While editing Photofile magazine in 2013, I vividly remember a Skype interview with the London artist John Stezaker, whose signature film-still collages were soon to appear at the 19th Biennale of Sydney. ‘I think of my collages as violations,’ he said, ‘and there is a violence, especially in my earlier ones.’ Active since the 1970s, and most recently with the moving image, Stezaker’s oeuvre (currently showcased in a City Gallery Wellington touring exhibition at the Centre for Contemporary Photography in Melbourne until 11 November) has been moving towards ‘a kind of act of reparation,’ he said, ‘bringing together, of healing in a way, so healing the divisions between male and female.’
Since moving down the hill to a smaller, more grassroots space in Sydney, the Australian Centre for Photography has been rebuilding its artistic networks from the ground up. An annually exhibited ‘conversation’ between an Australian and an international artist has been part of this endeavour. With ‘Geography of Space, Archaeology of Time’ (26 October – 1 December), this year’s artists Izabela Pluta and Utako Shindo are natural conversationalists. Each has experienced displacement (Warsaw-born Pluta currently resides in Sydney; Shindo lives between Tokyo and Melbourne), and in this exhibition they behold a sense of place that is poetic and conceptual rather than geographically fixed.

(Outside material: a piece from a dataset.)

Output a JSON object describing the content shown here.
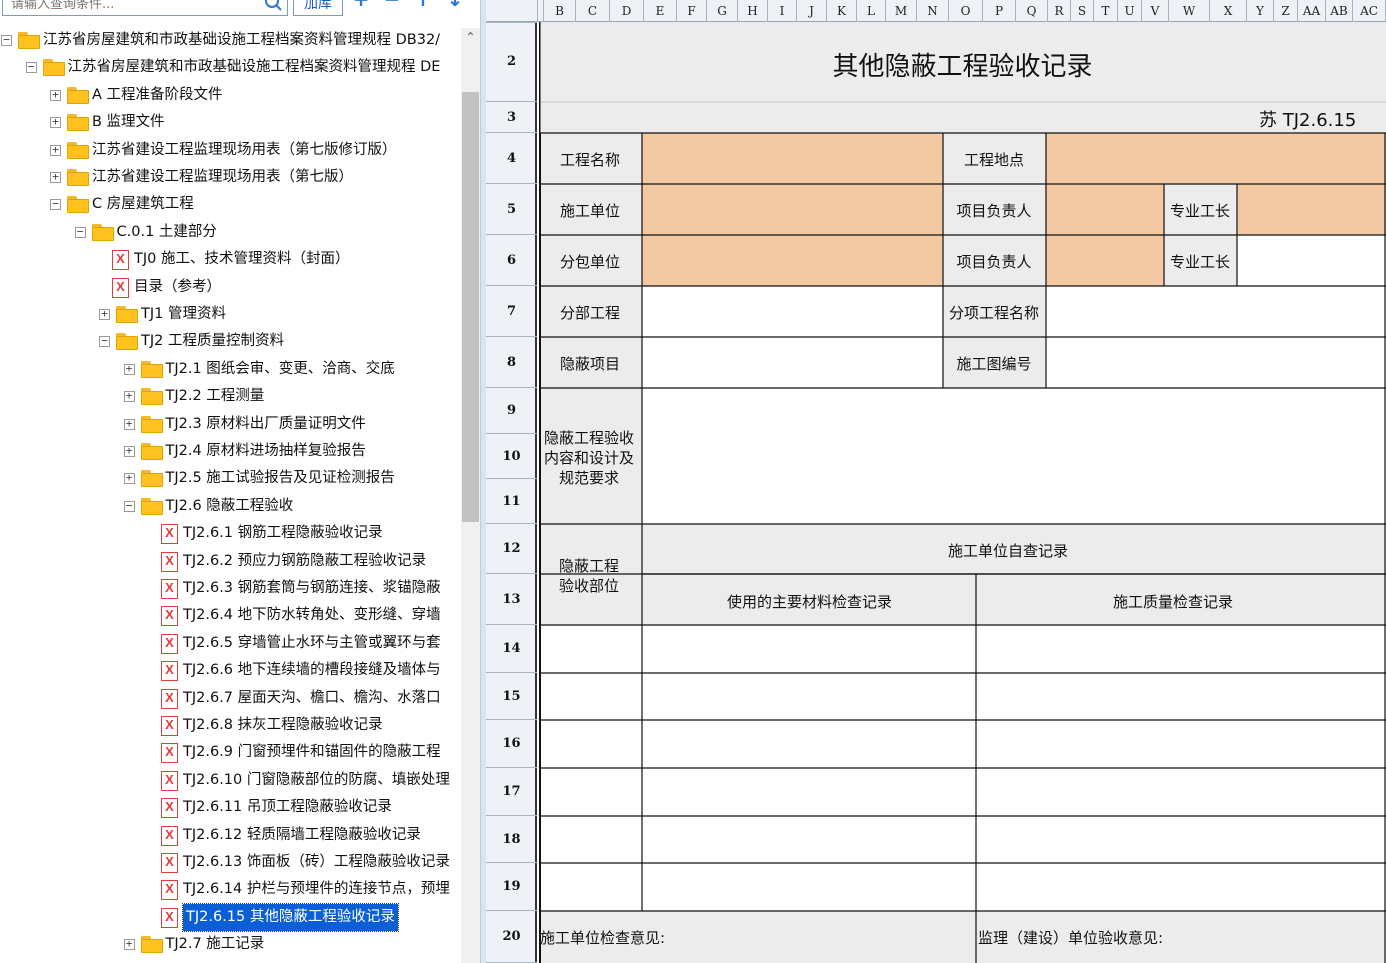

The connection with Australia is not immediately apparent in the work of David Goldblatt (1930 – 2018), who for over 50 years documented the racial fault lines of his native South Africa, seeing them unravel through the fall of apartheid, with a patient, probing eye. But, as revealed in the first major Southern Hemisphere retrospective of Goldblatt’s photography (at Sydney’s Museum of Contemporary Art Australia, 19 October – 3 March 2019), there are many surprising parallels, including his documentation of asbestos mining at Wittenoom in Western Australia. Photography is also powerfully present in the MCA’s ‘Primavera 2018’ (9 November – 3 February 2019), including the lens-based work of Hayley Millar-Baker and Andrew Tenison.
With its stark beauty, Gun Island off the coast of Western Australia at Geraldton is pregnant with photographic possibility. Not only is it the shipwreck site of the Dutch ship Zeewijkin 1727, but the place of one of Australia’s first known European trials – when two young Dutchmen were sentenced to death for sodomy and abandoned without rations to nearby islands. It is an intriguing and haunting narrative that draws the Melbourne-based photomedia artist Drew Pettifer to the Perth Institute of Contemporary Arts in November this year to further his ongoing research into such overlooked traces of queer history.
Across the Australian continent from Gun Island can be found a different, enduring sign of Dutch influence. Supported by the Dutch Diplomatic Missions in Australia, ‘Erwin Olaf and Hendrik Kerstens’ (at Cairns Art Gallery until 7 October) brings together two otherwise contrasting Amsterdam-based photographers. While Olaf is the master of the outré mise en scène (including, most recently, his commissioned portraits of the Dutch royal family), Kerstens’s style is more retiring – confined as he has been to care for his daughter Paula since the mid-1990s, who is the subject of his tender and intimate Vermeer-inspired portraits.
Australian photography’s award season is upon us. Launched by Melbourne’s Monash Gallery of Art Foundation in 2006 to provide an annual platform for contemporary practice at ‘the Australian home of photography’, the William and Winifred Bowness Photography Prize (until 18 November) continues to push boundaries in the medium. This year size restrictions were removed for entries, allowing large-scale work for the first time, with shortlisted artists also including the performative (Julie Rrap) and the cameraless (Justine Varga). To be chosen by judges Michael Brand, Anouska Phizacklea and David Rosetzky, the winner will be announced on 11 October.
Polly Borland, Anne Ferran, Polixeni Papapetrou: past recipients of the Josephine Ulrick and Win Schubert Photography Award (JUWSPA) have helped define the idiom of Australian photographic practice. Founded in 2002 at the former Gold Coast City Gallery, recently rebranded Gallery at HOTA (Home of the Arts) ahead of its redevelopment, the JUWSPA’s top AU$25,000 acquisition award is matched by a similar amount for further acquisitions from the shortlisted works, ensuring the gallery’s collection is one of the most formidable in the country. To be selected by the Australian Centre for Photography’s Director and CEO Cherie McNair, this year’s winner will be announced at the 19 October opening, with the exhibition running until 25 November.
Article by Michael Fitzgerald from Art Monthly’s October issue 311